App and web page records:
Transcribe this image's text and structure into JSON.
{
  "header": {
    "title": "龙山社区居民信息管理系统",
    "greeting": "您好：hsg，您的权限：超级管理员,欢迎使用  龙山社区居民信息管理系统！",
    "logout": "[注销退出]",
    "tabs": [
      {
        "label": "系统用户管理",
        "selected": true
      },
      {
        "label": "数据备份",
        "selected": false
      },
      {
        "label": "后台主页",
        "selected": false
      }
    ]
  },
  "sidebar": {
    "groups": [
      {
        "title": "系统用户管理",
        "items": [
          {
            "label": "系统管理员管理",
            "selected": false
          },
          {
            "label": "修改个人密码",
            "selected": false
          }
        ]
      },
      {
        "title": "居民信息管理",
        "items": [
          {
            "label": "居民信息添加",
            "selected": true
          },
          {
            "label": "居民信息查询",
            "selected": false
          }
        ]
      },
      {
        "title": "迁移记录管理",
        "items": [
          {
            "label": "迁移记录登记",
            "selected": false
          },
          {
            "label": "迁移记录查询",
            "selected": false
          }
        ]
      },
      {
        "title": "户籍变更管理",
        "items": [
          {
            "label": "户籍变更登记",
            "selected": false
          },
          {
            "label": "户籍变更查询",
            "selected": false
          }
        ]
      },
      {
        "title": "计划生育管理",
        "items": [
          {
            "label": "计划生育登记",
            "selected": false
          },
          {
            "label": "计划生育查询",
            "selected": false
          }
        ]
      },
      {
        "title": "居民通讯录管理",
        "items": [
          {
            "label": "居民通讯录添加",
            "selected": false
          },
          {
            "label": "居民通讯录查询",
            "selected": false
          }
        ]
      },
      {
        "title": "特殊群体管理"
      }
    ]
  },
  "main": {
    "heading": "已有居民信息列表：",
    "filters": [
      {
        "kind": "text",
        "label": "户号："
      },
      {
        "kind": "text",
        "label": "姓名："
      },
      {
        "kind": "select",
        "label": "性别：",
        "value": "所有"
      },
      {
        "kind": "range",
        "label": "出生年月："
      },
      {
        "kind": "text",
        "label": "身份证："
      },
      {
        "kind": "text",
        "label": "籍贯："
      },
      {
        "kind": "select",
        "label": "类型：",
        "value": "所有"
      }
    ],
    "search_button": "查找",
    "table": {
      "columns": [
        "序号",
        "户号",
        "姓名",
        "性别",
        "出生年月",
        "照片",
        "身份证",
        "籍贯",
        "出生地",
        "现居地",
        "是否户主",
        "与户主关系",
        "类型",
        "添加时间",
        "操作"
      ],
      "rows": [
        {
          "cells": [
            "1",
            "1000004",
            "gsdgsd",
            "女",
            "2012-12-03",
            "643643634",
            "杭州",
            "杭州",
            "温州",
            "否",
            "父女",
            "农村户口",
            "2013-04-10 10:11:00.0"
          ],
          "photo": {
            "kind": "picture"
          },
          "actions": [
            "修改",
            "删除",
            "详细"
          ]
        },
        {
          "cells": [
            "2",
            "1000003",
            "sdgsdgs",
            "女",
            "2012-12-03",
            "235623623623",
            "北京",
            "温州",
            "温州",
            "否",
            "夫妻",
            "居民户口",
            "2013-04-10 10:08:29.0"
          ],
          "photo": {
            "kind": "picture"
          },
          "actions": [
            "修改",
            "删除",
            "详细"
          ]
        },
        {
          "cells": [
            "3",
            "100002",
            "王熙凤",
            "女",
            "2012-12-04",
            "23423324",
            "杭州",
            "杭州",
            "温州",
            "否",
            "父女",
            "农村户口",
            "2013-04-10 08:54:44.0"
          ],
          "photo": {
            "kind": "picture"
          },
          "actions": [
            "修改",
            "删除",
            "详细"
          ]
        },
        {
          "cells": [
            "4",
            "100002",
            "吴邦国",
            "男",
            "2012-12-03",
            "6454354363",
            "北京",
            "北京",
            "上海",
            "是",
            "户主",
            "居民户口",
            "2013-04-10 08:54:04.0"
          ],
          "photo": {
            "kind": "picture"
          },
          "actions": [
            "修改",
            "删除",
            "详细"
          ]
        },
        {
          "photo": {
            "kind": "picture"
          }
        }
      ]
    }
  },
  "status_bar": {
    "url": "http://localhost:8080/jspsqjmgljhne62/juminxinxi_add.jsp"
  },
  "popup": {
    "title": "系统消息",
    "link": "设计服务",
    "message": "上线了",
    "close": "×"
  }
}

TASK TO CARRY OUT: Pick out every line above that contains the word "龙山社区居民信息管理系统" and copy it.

TASK RESPONSE:
    "title": "龙山社区居民信息管理系统",
    "greeting": "您好：hsg，您的权限：超级管理员,欢迎使用  龙山社区居民信息管理系统！",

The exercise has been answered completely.